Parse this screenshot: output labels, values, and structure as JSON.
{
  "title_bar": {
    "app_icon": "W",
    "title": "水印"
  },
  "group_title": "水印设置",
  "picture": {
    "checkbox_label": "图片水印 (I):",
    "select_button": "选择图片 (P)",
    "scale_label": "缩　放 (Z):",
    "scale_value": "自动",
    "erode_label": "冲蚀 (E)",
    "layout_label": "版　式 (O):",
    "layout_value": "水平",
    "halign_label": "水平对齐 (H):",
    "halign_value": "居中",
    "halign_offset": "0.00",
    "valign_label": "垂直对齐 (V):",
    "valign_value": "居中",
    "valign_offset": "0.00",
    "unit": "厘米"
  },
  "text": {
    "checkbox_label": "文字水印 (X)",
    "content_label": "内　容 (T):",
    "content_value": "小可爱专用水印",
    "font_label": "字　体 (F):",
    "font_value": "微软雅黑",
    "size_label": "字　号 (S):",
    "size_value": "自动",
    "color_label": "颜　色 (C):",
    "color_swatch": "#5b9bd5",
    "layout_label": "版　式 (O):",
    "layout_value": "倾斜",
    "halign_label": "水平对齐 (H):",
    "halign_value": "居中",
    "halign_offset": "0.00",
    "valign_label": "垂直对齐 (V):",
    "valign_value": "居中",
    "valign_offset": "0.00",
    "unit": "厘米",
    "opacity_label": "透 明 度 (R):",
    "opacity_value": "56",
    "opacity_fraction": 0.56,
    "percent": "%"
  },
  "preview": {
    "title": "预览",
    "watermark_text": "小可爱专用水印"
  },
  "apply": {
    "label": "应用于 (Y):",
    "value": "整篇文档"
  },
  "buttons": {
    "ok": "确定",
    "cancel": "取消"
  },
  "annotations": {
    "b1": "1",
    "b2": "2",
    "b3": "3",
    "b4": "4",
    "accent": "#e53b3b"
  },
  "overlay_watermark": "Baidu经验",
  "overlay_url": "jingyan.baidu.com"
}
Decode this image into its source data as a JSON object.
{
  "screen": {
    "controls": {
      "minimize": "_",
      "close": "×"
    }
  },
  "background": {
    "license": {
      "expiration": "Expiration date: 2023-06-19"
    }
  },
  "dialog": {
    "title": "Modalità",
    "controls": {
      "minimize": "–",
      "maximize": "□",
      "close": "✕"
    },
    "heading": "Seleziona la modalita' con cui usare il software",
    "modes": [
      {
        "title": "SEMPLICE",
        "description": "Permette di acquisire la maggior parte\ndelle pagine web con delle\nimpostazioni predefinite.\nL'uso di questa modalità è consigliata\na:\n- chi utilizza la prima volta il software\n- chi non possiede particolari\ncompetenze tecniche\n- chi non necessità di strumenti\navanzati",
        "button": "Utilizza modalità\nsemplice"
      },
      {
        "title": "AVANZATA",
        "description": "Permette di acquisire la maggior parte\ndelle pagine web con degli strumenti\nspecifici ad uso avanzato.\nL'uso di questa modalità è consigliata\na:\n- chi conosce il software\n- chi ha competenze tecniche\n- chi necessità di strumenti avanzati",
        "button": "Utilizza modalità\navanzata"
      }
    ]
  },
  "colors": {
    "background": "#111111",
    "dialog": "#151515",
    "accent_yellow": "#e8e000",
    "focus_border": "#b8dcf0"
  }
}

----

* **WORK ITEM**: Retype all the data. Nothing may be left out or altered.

* **RESULT FOR THIS EXERCISE**:
Parse this screenshot: output labels, values, and structure as JSON.
{
  "title_bar": {
    "app_icon": "W",
    "title": "水印"
  },
  "group_title": "水印设置",
  "picture": {
    "checkbox_label": "图片水印 (I):",
    "select_button": "选择图片 (P)",
    "scale_label": "缩　放 (Z):",
    "scale_value": "自动",
    "erode_label": "冲蚀 (E)",
    "layout_label": "版　式 (O):",
    "layout_value": "水平",
    "halign_label": "水平对齐 (H):",
    "halign_value": "居中",
    "halign_offset": "0.00",
    "valign_label": "垂直对齐 (V):",
    "valign_value": "居中",
    "valign_offset": "0.00",
    "unit": "厘米"
  },
  "text": {
    "checkbox_label": "文字水印 (X)",
    "content_label": "内　容 (T):",
    "content_value": "小可爱专用水印",
    "font_label": "字　体 (F):",
    "font_value": "微软雅黑",
    "size_label": "字　号 (S):",
    "size_value": "自动",
    "color_label": "颜　色 (C):",
    "color_swatch": "#5b9bd5",
    "layout_label": "版　式 (O):",
    "layout_value": "倾斜",
    "halign_label": "水平对齐 (H):",
    "halign_value": "居中",
    "halign_offset": "0.00",
    "valign_label": "垂直对齐 (V):",
    "valign_value": "居中",
    "valign_offset": "0.00",
    "unit": "厘米",
    "opacity_label": "透 明 度 (R):",
    "opacity_value": "56",
    "opacity_fraction": 0.56,
    "percent": "%"
  },
  "preview": {
    "title": "预览",
    "watermark_text": "小可爱专用水印"
  },
  "apply": {
    "label": "应用于 (Y):",
    "value": "整篇文档"
  },
  "buttons": {
    "ok": "确定",
    "cancel": "取消"
  },
  "annotations": {
    "b1": "1",
    "b2": "2",
    "b3": "3",
    "b4": "4",
    "accent": "#e53b3b"
  },
  "overlay_watermark": "Baidu经验",
  "overlay_url": "jingyan.baidu.com"
}
Decode this image into its source data as a JSON object.
{
  "screen": {
    "controls": {
      "minimize": "_",
      "close": "×"
    }
  },
  "background": {
    "license": {
      "expiration": "Expiration date: 2023-06-19"
    }
  },
  "dialog": {
    "title": "Modalità",
    "controls": {
      "minimize": "–",
      "maximize": "□",
      "close": "✕"
    },
    "heading": "Seleziona la modalita' con cui usare il software",
    "modes": [
      {
        "title": "SEMPLICE",
        "description": "Permette di acquisire la maggior parte\ndelle pagine web con delle\nimpostazioni predefinite.\nL'uso di questa modalità è consigliata\na:\n- chi utilizza la prima volta il software\n- chi non possiede particolari\ncompetenze tecniche\n- chi non necessità di strumenti\navanzati",
        "button": "Utilizza modalità\nsemplice"
      },
      {
        "title": "AVANZATA",
        "description": "Permette di acquisire la maggior parte\ndelle pagine web con degli strumenti\nspecifici ad uso avanzato.\nL'uso di questa modalità è consigliata\na:\n- chi conosce il software\n- chi ha competenze tecniche\n- chi necessità di strumenti avanzati",
        "button": "Utilizza modalità\navanzata"
      }
    ]
  },
  "colors": {
    "background": "#111111",
    "dialog": "#151515",
    "accent_yellow": "#e8e000",
    "focus_border": "#b8dcf0"
  }
}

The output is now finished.